chapter  8
5 Pages

Radiofrequency Perforation of the Pulmonary Valve in Patients with Pulmonary Atresia and Intact Ventricular Septum

WithRalf J Holzer, John P Cheatham

Even though patients with the diagnosis of pulmonary atresia with intact ventricular septum (PA/IVS) and a single-ventricle pathway usually have a very poor longterm outcome, the outlook for those patients with a biventricular or a ‘one-and-a-half ventricle’ circulation is much better. Achieving antegrade pulmonary flow through perforation of the atretic pulmonary valve plate is an important treatment modality, not only to decompress the right ventricle (RV), but more importantly to serve as an incentive to facilitate further growth of an initially hypoplastic right ventricle.1 A variety of sharp instruments as well as laser-guided techniques have been used to perforate the atretic pulmonary valve. However, these techniques are often poorly controlled and associated with a risk of creating inadvertent injury to surrounding structures, often with disastrous results.As a result, the use of radio frequency (RF) energy was introduced into therapeutic cardiac catheterization in the early 1990s as an alternative to laser-guided perforation of the pulmonary valve plate.2

Not all patients with PA/IVS are suitable candidates to be taken to the cardiac catheterization laboratory.

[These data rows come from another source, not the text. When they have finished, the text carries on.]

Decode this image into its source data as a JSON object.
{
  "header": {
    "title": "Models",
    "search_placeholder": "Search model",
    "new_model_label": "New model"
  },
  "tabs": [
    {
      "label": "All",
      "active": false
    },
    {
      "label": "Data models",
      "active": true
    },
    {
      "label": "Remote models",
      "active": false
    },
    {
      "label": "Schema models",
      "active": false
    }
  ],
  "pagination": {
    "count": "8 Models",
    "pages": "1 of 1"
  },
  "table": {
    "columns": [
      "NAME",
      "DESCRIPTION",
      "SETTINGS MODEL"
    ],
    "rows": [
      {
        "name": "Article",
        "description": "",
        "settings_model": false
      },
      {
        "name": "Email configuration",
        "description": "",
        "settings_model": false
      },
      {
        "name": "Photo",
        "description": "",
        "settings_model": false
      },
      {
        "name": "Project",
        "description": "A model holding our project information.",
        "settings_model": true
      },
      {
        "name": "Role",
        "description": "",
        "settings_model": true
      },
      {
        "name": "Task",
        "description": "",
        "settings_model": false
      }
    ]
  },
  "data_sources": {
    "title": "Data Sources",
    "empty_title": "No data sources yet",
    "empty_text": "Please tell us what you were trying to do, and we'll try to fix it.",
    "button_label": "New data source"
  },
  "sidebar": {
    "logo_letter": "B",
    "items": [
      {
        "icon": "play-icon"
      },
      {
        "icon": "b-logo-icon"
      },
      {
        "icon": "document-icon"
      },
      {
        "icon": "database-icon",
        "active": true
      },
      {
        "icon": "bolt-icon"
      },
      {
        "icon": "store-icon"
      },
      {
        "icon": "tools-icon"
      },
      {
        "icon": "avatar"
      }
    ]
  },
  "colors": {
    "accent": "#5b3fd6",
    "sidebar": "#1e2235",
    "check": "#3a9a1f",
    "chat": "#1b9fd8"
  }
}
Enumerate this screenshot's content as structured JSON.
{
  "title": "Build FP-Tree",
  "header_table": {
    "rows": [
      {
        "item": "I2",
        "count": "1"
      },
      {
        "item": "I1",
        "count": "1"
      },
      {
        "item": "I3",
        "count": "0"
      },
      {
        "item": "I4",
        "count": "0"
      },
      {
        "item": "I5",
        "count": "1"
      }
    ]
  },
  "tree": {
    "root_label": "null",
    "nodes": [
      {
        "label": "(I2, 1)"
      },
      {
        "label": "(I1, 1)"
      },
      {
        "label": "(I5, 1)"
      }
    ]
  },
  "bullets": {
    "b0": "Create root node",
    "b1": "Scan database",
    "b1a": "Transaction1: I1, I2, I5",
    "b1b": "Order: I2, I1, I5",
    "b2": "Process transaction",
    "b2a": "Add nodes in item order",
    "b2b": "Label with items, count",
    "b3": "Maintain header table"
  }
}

A thorough echocardiographic assessment is required prior to the procedure and minimal requirements in most cases include the presence of a tripartite RV as well as a membranous atretic pulmonary valve with a well formed infundibulum.3